## PROBLEM
The records below should be printed once more, exactly as they appear.
══ INFORMATION PROVIDED
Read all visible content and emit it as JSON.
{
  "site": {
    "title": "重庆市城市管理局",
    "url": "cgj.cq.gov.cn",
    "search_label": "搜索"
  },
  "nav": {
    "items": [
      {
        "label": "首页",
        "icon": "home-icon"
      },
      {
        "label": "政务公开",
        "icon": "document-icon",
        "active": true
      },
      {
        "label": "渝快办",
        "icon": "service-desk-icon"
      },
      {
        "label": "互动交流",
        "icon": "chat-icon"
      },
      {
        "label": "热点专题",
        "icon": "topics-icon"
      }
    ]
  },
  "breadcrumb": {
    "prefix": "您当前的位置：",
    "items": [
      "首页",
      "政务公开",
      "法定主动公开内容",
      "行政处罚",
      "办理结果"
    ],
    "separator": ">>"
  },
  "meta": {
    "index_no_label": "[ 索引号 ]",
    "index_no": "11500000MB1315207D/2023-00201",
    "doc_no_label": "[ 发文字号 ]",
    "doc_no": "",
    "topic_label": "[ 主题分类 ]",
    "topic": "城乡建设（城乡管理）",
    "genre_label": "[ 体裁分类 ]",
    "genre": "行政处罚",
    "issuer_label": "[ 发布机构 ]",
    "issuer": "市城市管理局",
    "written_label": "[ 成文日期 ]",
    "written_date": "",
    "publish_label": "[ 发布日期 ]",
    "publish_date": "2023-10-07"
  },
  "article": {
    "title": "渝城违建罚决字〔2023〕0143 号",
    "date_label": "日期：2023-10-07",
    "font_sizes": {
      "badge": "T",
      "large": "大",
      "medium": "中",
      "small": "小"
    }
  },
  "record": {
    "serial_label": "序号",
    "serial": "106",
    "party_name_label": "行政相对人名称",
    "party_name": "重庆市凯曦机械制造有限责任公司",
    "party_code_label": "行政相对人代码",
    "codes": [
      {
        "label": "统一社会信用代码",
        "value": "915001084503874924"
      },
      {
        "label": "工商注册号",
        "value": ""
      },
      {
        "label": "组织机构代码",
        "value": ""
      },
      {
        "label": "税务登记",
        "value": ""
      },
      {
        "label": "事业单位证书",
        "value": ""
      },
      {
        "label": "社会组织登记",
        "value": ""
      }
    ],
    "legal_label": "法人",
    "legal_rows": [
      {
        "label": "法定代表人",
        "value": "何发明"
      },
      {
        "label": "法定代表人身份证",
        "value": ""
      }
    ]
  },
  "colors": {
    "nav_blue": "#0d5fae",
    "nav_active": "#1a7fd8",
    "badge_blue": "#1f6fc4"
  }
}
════
## ANSWER FOR THIS EXERCISE
Read all visible content and emit it as JSON.
{
  "site": {
    "title": "重庆市城市管理局",
    "url": "cgj.cq.gov.cn",
    "search_label": "搜索"
  },
  "nav": {
    "items": [
      {
        "label": "首页",
        "icon": "home-icon"
      },
      {
        "label": "政务公开",
        "icon": "document-icon",
        "active": true
      },
      {
        "label": "渝快办",
        "icon": "service-desk-icon"
      },
      {
        "label": "互动交流",
        "icon": "chat-icon"
      },
      {
        "label": "热点专题",
        "icon": "topics-icon"
      }
    ]
  },
  "breadcrumb": {
    "prefix": "您当前的位置：",
    "items": [
      "首页",
      "政务公开",
      "法定主动公开内容",
      "行政处罚",
      "办理结果"
    ],
    "separator": ">>"
  },
  "meta": {
    "index_no_label": "[ 索引号 ]",
    "index_no": "11500000MB1315207D/2023-00201",
    "doc_no_label": "[ 发文字号 ]",
    "doc_no": "",
    "topic_label": "[ 主题分类 ]",
    "topic": "城乡建设（城乡管理）",
    "genre_label": "[ 体裁分类 ]",
    "genre": "行政处罚",
    "issuer_label": "[ 发布机构 ]",
    "issuer": "市城市管理局",
    "written_label": "[ 成文日期 ]",
    "written_date": "",
    "publish_label": "[ 发布日期 ]",
    "publish_date": "2023-10-07"
  },
  "article": {
    "title": "渝城违建罚决字〔2023〕0143 号",
    "date_label": "日期：2023-10-07",
    "font_sizes": {
      "badge": "T",
      "large": "大",
      "medium": "中",
      "small": "小"
    }
  },
  "record": {
    "serial_label": "序号",
    "serial": "106",
    "party_name_label": "行政相对人名称",
    "party_name": "重庆市凯曦机械制造有限责任公司",
    "party_code_label": "行政相对人代码",
    "codes": [
      {
        "label": "统一社会信用代码",
        "value": "915001084503874924"
      },
      {
        "label": "工商注册号",
        "value": ""
      },
      {
        "label": "组织机构代码",
        "value": ""
      },
      {
        "label": "税务登记",
        "value": ""
      },
      {
        "label": "事业单位证书",
        "value": ""
      },
      {
        "label": "社会组织登记",
        "value": ""
      }
    ],
    "legal_label": "法人",
    "legal_rows": [
      {
        "label": "法定代表人",
        "value": "何发明"
      },
      {
        "label": "法定代表人身份证",
        "value": ""
      }
    ]
  },
  "colors": {
    "nav_blue": "#0d5fae",
    "nav_active": "#1a7fd8",
    "badge_blue": "#1f6fc4"
  }
}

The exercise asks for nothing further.